If you’ve been living under a rock for the last four years (let’s say 47 years if you want to be a stickler), zombies are the reanimated dead that turn you into a zombie when you are bitten or, in some universes, even scratched. Well, the LARPers are a group of survivors against a group of zombies, and the rules allow for the use of Nerf guns (if they aren’t modified enough to hurt the person being shot) and melee weapons such as this amazing chainsaw sword. On top of that, though, you can add sewer cap shields, riot shields, knuckledusters, and improvised bladed weapons like a Steampunk Stun Rod… Yeah, excuse me while I empty my bank account.
Talking About LARP
As you saw in the video above, the young, red-haired lady spoke as a noob to the noob – which is a gaming term, meaning newbie. She even interviews some veterans of previous LARP engagements and campaigns to get insight for the noob LARPer. This video has a whopping 267,000+ views. YouTube will generally pay a content creator $5/1,000 views (of an ad, not a video – meh), so if even half of the people above clicked on the ads, that video made its author about $667.50 which she then split with YouTube down the middle. That’s still $333.75, and all for talking about something you are extremely passionate about anyway (and have probably spent a buttload of money on, so it’s nice if you could get some of that back).
The Genres and How to Exploit Them
OK, so first, you have three primary types of LARPing: Boffer, which uses soft weapons and soft hits; Salon in which there are no weapons but it’s based on character interaction (in the vein of a reenactment); and Real-Steel aka the Society for Creative Anachronism (SCA) which is arguably the most epic because, as the name suggests, it’s full contact, no-holds-barred, head-to-toe armored meleeing.
Obviously, each genre has different costume and equipment demands, with Real-Steel being the most financially damning of all what with most weapons being north of $200. Let’s not even get into the armor and protective clothing necessary to don said armor. Beyond these three categories though, you also have genres such as Modern, Fantasy, Supernatural, Horror, Historical, and Post-Apocalyptic. And you can get extremely creative with how you market costumes, weapons, and accessories; for example, medieval clothing can be easily presented as both fantasy and steampunk. A steel gauntlet can be used for fantasy, medieval, and zombie LARPing – just by changing its name to “undead brain smasher” or something equivalent.
So, not necessarily a way to make money from LARPing, but it’s always good to know your market. Consider this: the rules change depending on the region the roleplaying takes place. For example, due to the fact that Russians take everything and add ample amounts of insanity to the game, hard plastic, wooden weapons, and hard-hitting are all permitted… you know what? I can’t do it enough justice; just check out the video above. It’s a full-out armor-crunching battle, complete with injured being carried out in period appropriate stretchers to the sound of raging rock music (which is less historically accurate, but I’ll allow it because it’s badass). So, if you want to do that in the western world, you’ll have to participate in the SCA; here’s a video that shows you what’s involved:

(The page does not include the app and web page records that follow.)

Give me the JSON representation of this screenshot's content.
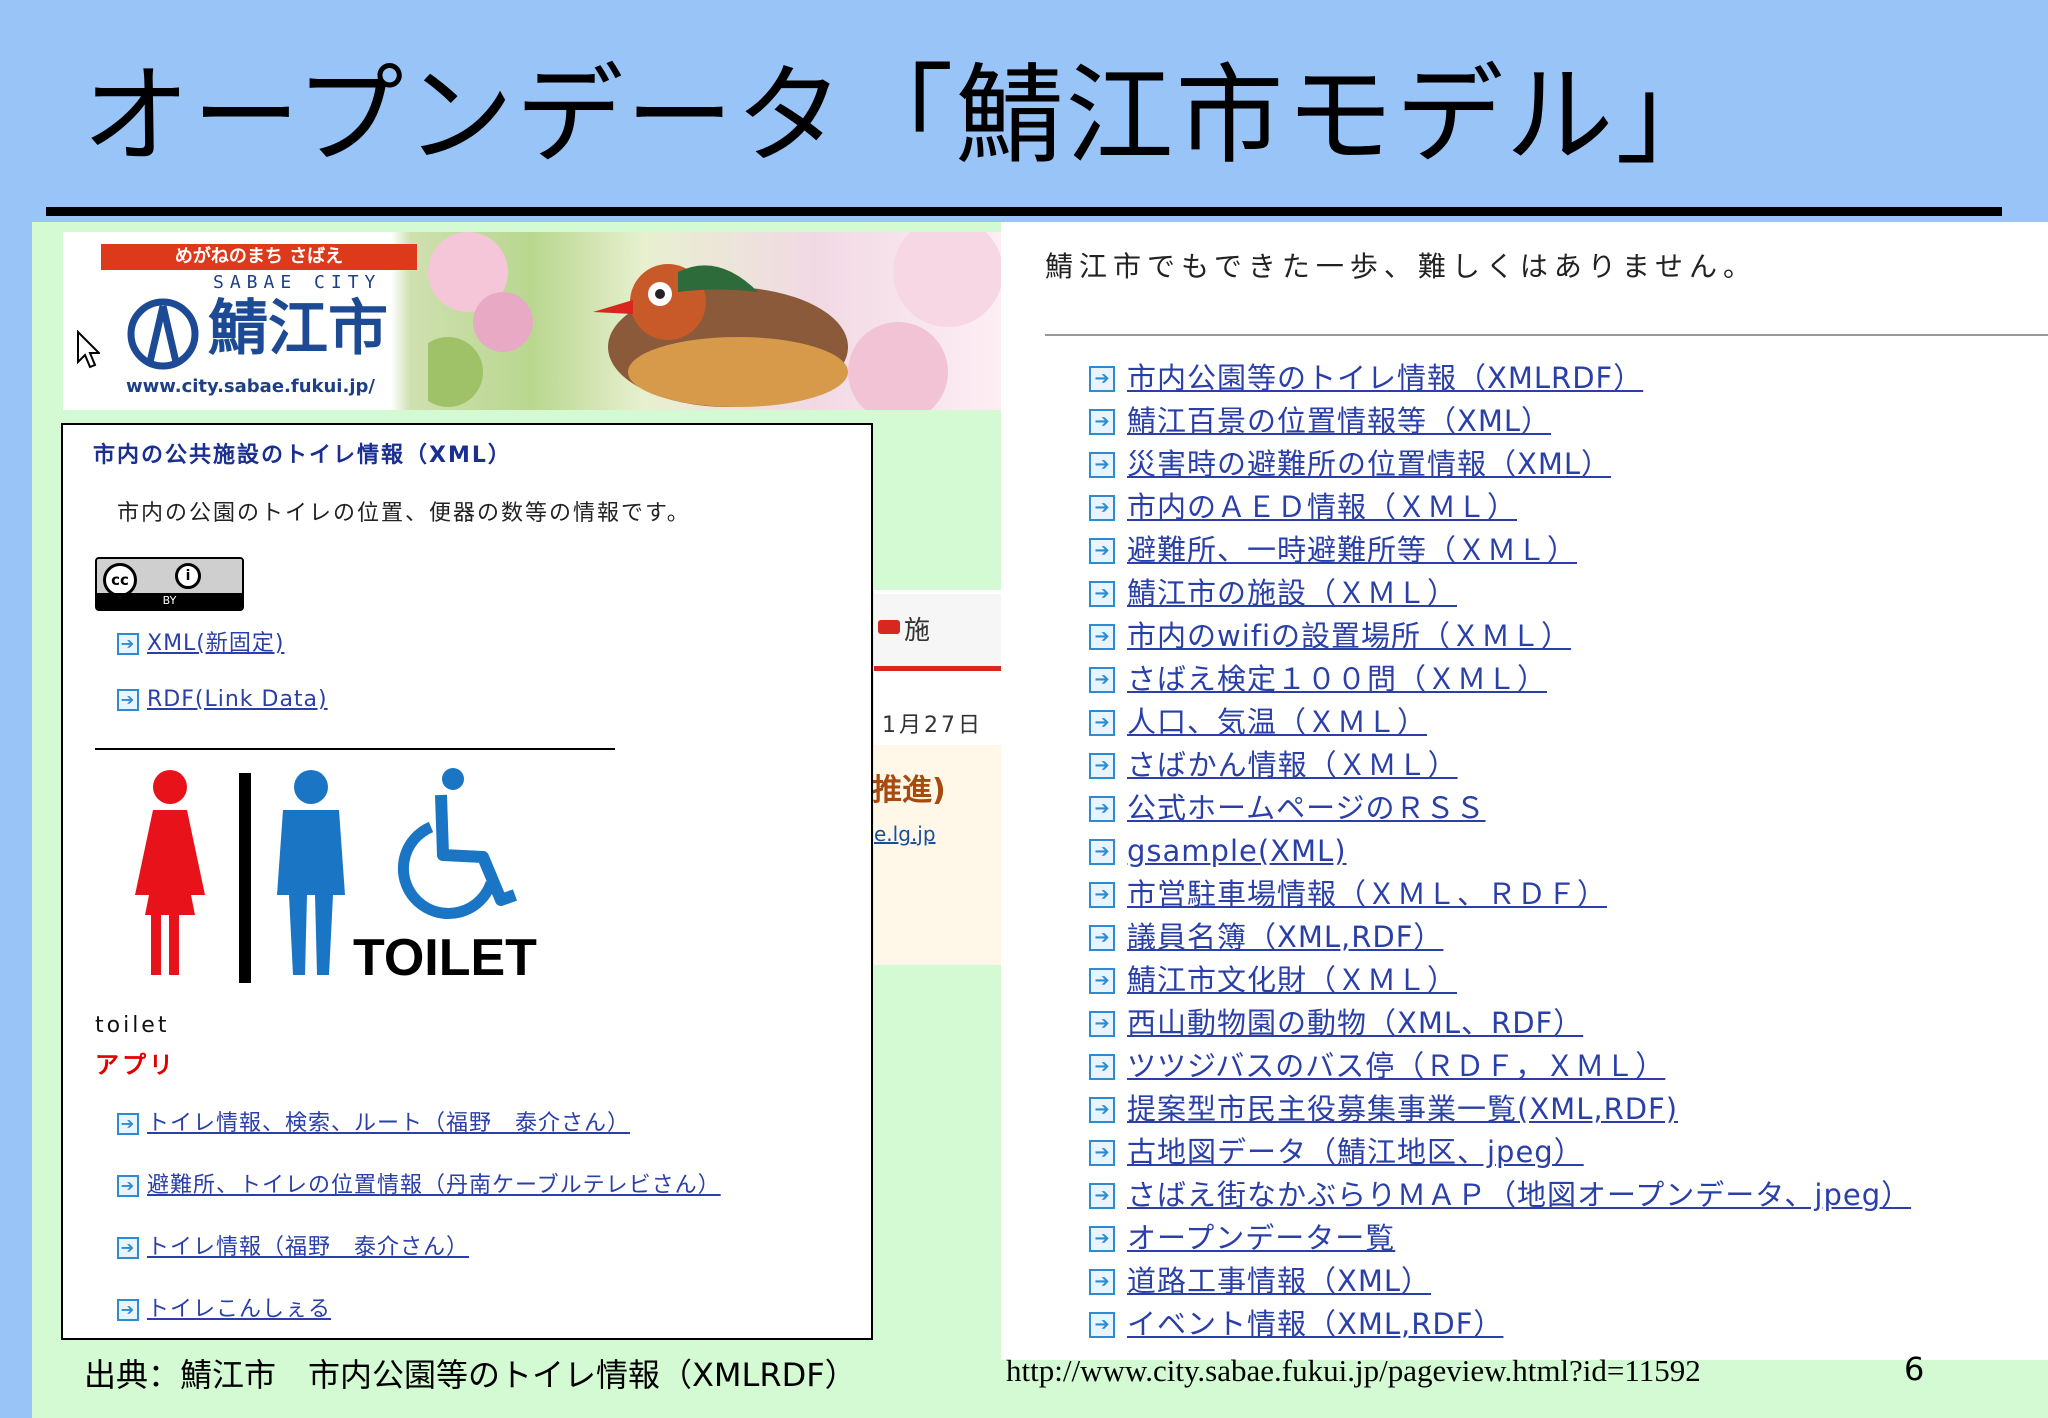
{
  "slide": {
    "title": "オープンデータ「鯖江市モデル」",
    "page_number": "6"
  },
  "banner": {
    "tagline": "めがねのまち さばえ",
    "city_romaji": "SABAE CITY",
    "city_name": "鯖江市",
    "city_url": "www.city.sabae.fukui.jp/"
  },
  "background_page": {
    "tab_label": "施",
    "date": "1月27日",
    "heading": "推進)",
    "link": "e.lg.jp"
  },
  "toilet_panel": {
    "title": "市内の公共施設のトイレ情報（XML）",
    "description": "市内の公園のトイレの位置、便器の数等の情報です。",
    "license_badge": "BY",
    "downloads": [
      "XML(新固定)",
      "RDF(Link Data)"
    ],
    "sign_label": "TOILET",
    "small_label": "toilet",
    "apps_heading": "アプリ",
    "apps": [
      "トイレ情報、検索、ルート（福野　泰介さん）",
      "避難所、トイレの位置情報（丹南ケーブルテレビさん）",
      "トイレ情報（福野　泰介さん）",
      "トイレこんしぇる"
    ]
  },
  "link_panel": {
    "heading": "鯖江市でもできた一歩、難しくはありません。",
    "links": [
      "市内公園等のトイレ情報（XMLRDF）",
      "鯖江百景の位置情報等（XML）",
      "災害時の避難所の位置情報（XML）",
      "市内のＡＥＤ情報（ＸＭＬ）",
      "避難所、一時避難所等（ＸＭＬ）",
      "鯖江市の施設（ＸＭＬ）",
      "市内のwifiの設置場所（ＸＭＬ）",
      "さばえ検定１００問（ＸＭＬ）",
      "人口、気温（ＸＭＬ）",
      "さばかん情報（ＸＭＬ）",
      "公式ホームページのＲＳＳ",
      "gsample(XML)",
      "市営駐車場情報（ＸＭＬ、ＲＤＦ）",
      "議員名簿（XML,RDF）",
      "鯖江市文化財（ＸＭＬ）",
      "西山動物園の動物（XML、RDF）",
      "ツツジバスのバス停（ＲＤＦ，ＸＭＬ）",
      "提案型市民主役募集事業一覧(XML,RDF)",
      "古地図データ（鯖江地区、jpeg）",
      "さばえ街なかぶらりＭＡＰ（地図オープンデータ、jpeg）",
      "オープンデーター覧",
      "道路工事情報（XML）",
      "イベント情報（XML,RDF）"
    ]
  },
  "footer": {
    "source": "出典：鯖江市　市内公園等のトイレ情報（XMLRDF）",
    "url": "http://www.city.sabae.fukui.jp/pageview.html?id=11592"
  },
  "colors": {
    "slide_background": "#99c4f8",
    "content_background": "#d4fad4",
    "link_blue": "#2a3fa8",
    "toilet_female": "#e8121a",
    "toilet_male": "#1a76c4",
    "tagline_red": "#dd3a1c"
  }
}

Finally, the last way to make money with LARPing is by having your own venue. LARP meetings can last anywhere from a few hours to a whole afternoon and sometimes even a few days. Some of the LARP venues will offer areas to sleep (ka-ching! That’s rent), food (ka-ching! That’s food profit), and other amenities such as showers and restrooms (not so much “ka-ching!” but you’re obligated by law to have that kind of stuff). So, now that you have some of the necessary tools to make money with LARPin,g go forth, lightly beat on someone with a foam sword, and be merry – may the force be with you, the odds ever be in your favor, and what not.
Are you a LARPer? Do you work in or make a living with LARPing? We’d love to hear from you in the comments section below!